and was moved across the street where Jack and Thomas Burton managed it for a while.” The theater across the street was called the Grant. 
According to archives, the theater was owned by B.F. Buzby and G.W. Jones. The building, facing west, was on the east side of Oak Street 
between Bell and Center and opened in 1948. It closed in 1958 and most recently served as Sheridan Lumber and Supply Co. Allen Burton, 
whose father served as manager, described in archives how the theater was arranged: “There was a little ticket cage where you paid for your 
admission and a lobby with a concession stand, restrooms and my dad’s office. After entering the lobby you turned either left or right and 
entered one of the two doors leading to the seating area,” Burton noted. “There was a balcony which had a staircase leading up to it and 
the projection room. This balcony was divided with a partition.”

Some moviegoers would enter the theater from behind the ticket cage and up a staircase screened off from the lobby and sat on one side of the 
partition. Special promotions, such as free pass tickets and bank nights, were offered by the theaters. “If a customer was sitting in a certain 
seat on bank night and the manager drew his number, the patron won a cash prize,” Goolsby explained. “Free passes were listed in the local 
newspaper.” Some of the movies playing at the local theaters that were advertised included “The Iron Claw” at Shepherd’s Theater in 1916, “The 
Last Trail,” “The Three Musketeers” and “Havana Widows” at the Gem Theatre in July of 1934; and “Three Comrades” at the Rex Theatre in November 
1939. A 1927 advertisement for the Royal Theatre stated: “Features the best pictures obtainable at all times. A place for good, clean, wholesome 
entertainment. We especially appreciate the patronage of the students.” The opening production for the Grant in 1948 was “Deep Waters” featuring 
Dana Andrews and Jean Peters with Cesar Romero, Dean Stockwell and Anne Revere.

An advertisement noted the Sheridan High School Orchestra would play several numbers before the pictured started. Other movie theaters in Grant 
County included operations at Leola and Poyen. A movie house opened in Leola about 1948 in a store building located near the post office site. 
It closed about 1958. In Poyen, a theater opened in 1953. Called the Little Town, it was operated by Donald Bailey of Malvern. A.C. Kennedy also 
operated a theater in Poyen at an earlier date.

The “big screen” movies came to Sheridan by way of a drive-in movie site that was built by U. Walker in 1953 on Highway 270 about a mile east of 
Sheridan’s central business district. Called the Drive-In 270 Theatre, the business was purchased by Minnie Clark in 1953 and was closed in 1963. 
There are no movie theaters operating today in Grant County. Goolsby explained that perhaps the biggest impact resulting in the closure of the 
local theaters was the influx of television. “The little theaters were somewhat hampered by the opening of the drive-in but probably the biggest 
impact came from the appearance of television,” he said. “Television is probably the biggest thing responsible for the theaters — and the drive-
in — closing down.

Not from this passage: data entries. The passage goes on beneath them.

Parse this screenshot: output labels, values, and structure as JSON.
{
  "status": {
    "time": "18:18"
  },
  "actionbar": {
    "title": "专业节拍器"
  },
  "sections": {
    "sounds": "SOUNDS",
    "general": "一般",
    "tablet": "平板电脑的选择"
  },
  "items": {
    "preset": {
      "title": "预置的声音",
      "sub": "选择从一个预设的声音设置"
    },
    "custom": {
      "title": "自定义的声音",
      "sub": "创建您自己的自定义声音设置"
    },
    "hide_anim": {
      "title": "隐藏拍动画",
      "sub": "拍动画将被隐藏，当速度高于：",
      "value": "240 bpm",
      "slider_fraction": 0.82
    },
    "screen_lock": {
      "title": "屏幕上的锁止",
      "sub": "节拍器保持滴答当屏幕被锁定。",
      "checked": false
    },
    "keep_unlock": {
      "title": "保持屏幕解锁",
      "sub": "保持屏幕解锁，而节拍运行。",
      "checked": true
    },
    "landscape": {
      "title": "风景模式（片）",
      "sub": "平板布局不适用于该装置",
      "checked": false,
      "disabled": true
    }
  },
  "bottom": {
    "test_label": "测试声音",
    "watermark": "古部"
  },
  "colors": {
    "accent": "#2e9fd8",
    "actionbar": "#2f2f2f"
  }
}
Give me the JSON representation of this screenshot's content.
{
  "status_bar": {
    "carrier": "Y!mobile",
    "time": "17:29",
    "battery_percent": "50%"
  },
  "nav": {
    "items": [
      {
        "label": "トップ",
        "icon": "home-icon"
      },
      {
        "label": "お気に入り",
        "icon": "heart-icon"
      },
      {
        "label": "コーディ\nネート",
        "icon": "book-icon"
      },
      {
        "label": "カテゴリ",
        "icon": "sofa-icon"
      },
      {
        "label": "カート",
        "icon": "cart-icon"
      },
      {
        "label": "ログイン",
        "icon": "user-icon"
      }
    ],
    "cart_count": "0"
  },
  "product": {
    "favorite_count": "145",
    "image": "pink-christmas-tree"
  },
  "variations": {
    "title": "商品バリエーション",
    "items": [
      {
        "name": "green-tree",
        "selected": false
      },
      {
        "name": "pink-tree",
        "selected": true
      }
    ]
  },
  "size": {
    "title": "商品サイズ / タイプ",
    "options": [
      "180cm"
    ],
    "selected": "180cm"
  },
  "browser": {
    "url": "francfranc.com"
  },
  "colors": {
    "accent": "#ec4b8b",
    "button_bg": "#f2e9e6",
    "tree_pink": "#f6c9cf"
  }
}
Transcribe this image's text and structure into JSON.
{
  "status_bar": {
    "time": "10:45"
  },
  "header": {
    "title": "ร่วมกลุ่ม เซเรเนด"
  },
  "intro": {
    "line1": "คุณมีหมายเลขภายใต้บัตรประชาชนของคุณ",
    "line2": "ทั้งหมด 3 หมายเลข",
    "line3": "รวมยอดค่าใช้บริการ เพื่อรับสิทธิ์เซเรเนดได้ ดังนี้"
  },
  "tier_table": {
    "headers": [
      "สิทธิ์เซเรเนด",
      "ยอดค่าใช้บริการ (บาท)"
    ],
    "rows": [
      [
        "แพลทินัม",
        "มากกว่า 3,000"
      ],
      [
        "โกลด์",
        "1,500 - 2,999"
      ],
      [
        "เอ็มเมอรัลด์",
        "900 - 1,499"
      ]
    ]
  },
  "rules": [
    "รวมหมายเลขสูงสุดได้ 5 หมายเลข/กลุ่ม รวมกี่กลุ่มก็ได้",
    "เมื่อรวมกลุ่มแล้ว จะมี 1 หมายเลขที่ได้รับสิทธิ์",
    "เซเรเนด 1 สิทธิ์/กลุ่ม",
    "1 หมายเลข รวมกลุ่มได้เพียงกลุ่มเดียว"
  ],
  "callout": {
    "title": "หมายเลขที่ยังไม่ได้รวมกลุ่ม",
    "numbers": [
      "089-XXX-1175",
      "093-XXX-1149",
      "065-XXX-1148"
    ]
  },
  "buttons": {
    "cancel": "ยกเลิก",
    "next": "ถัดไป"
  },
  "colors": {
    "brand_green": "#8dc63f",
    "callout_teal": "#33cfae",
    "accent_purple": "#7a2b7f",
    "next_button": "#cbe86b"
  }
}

People no longer had to leave their homes to see a movie and be entertained.”